The other day, at a dinner party I wish I’d avoided, I told my best friend’s extended family that I study Linguistics and English Literature. They looked at me as if “that’s nice”, but their eyes were actually saying, a) I know about 100 other girls who study that, b) shame she’s never going to get a ‘good’ job, and c) well she’s obviously not at bright as him (the BSc Computer Science student).
I immediately justified myself, by adding that I initially started my time at UCT studying a BSc in Astrophysics. That, as always, was met with “oohs”, “ahhs”, “wows”, and “oh, you must be smart then!” To which, I further always felt the the need to clarify that I changed paths not because I failed – I actually passed, not even scraped through (ok I lie, I scraped through maths with 52), but I am proud of the 64 I got for physics – but because I wanted to. I needed to change. I was ‘living a lie’, in the least cliché manner possible.
After over a year of explaining to people why I changed from a BSc to a BA, from physics and astrophysics to linguistics and literature, I still hadn’t accepted my own intelligence and the difficulty of my courses. Yes, BSc’s are hard. Everyone knows that. It’s crazy to say a degree is “more difficult” than another, but it’s not crazy to acknowledge that degrees hold varying prestige. Telling someone you’re studying an Arts degree definitely doesn’t incite the respect and awe that a Science degree does.
But the problem isn’t with the people who judged me for not understanding entropy. I still believe that the first law of thermodynamics is that we do not talk about thermodynamics. The problem doesn’t lie with the tutor who couldn’t explain triple integrals to a girl holding back tears in his tutorials every week (yours truly). The problem isn’t even with the cocky physics professors who would drive me up the wall as they continually made fun of people who study a BA because ‘they just couldn’t pass a real degree’. The problem is that I was made to feel stupid. I let myself think I was dumb. The problem… was me.
In high school, I was told I’m a wonderful, intelligent student. I measured all my self-worth and intelligence based on academic achievement. My first year at university disillusioned me completely. I went from being one of the top students in school to the only one who hadn’t done AP maths and didn’t know how to use radians instead of degrees. Until recently, I hadn’t realised how I validate my intelligence by the ability to study really complex theories and apply them. By having this crazy mathematical intuition that I simply do not possess. I have so much respect for those who do, but it’s not in me, and that’s okay.

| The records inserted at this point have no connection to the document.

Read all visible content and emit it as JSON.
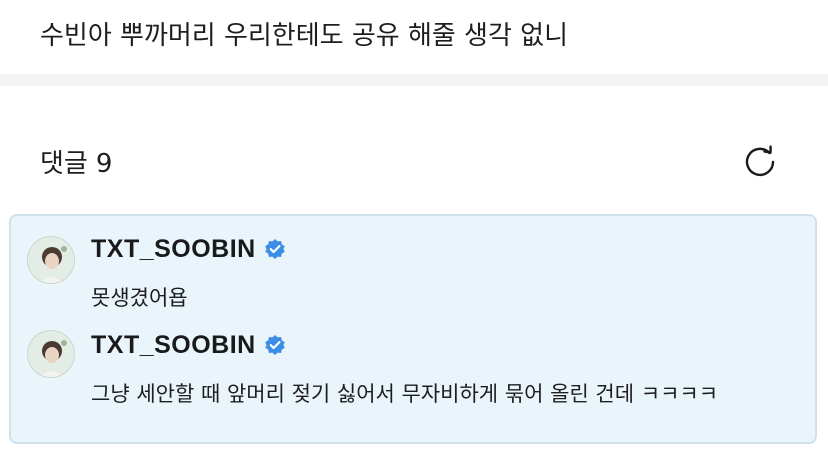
{
  "post": {
    "text": "수빈아 뿌까머리 우리한테도 공유 해줄 생각 없니"
  },
  "comments_section": {
    "label": "댓글",
    "count": "9",
    "refresh_icon": "refresh-icon"
  },
  "comments": [
    {
      "author": "TXT_SOOBIN",
      "verified": true,
      "text": "못생겼어욥"
    },
    {
      "author": "TXT_SOOBIN",
      "verified": true,
      "text": "그냥 세안할 때 앞머리 젖기 싫어서 무자비하게 묶어 올린 건데 ㅋㅋㅋㅋ"
    }
  ],
  "colors": {
    "card_background": "#eaf5fb",
    "card_border": "#cfe2ee",
    "verified_badge": "#3b8ee8",
    "divider": "#f4f4f6"
  }
}
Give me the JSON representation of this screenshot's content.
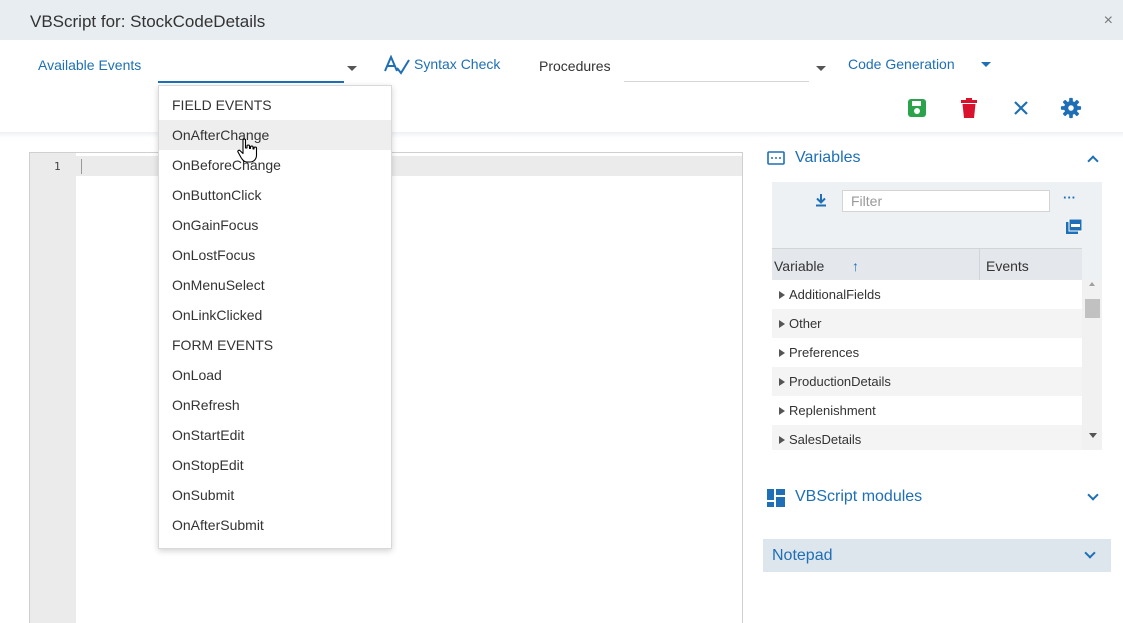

An entire year of late night drives on the Hiddingh Jammie passed. Every Tuesday, tears threatened to overflow after a 3-hour long whiteboard tutorial where it felt like I was the only one completely lost. Where it felt like I was worthless. After all of this, I transferred to English literature and Linguistics. Now this may seem like a no-brainer, I was after all awarded top of my grade for English in matric and I placed in the Top 100 of the 2013 De Beer’s English Olympiad (70th, if you needed proof) – but I’d forgotten all of that. When I walked into my first linguistics lecture, I had absolutely no idea what the course was even about, I’d taken it on a whim.
Now, in my final year, I love my BA. I freakin’ love linguistics! I’ve finally found a field that balances science with art so beautifully. The science of language. Some days I get so excited about what I learn that I just wanna tell everyone who will listen – for those who do listen, thank you.
In the past I may have wished that others would hear me say, “I study linguistics,” and instead of asking how many languages I speak, they would stand in awe and say “WOW! You must be so smart.”
But now, I don’t care what they think of my intelligence. Because where previously I was scraping by and hating myself for not studying something I love with all my heart, I now enjoy studying for every exam, I am excited for every lecture. Work in linguistics isn’t a burden, it’s not even ‘work’. It’s my passion, and I find that so invigorating. I don’t need someone else to think I’m their idea of ‘clever’ or to be impressed by my degree. I’m impressed by my degree.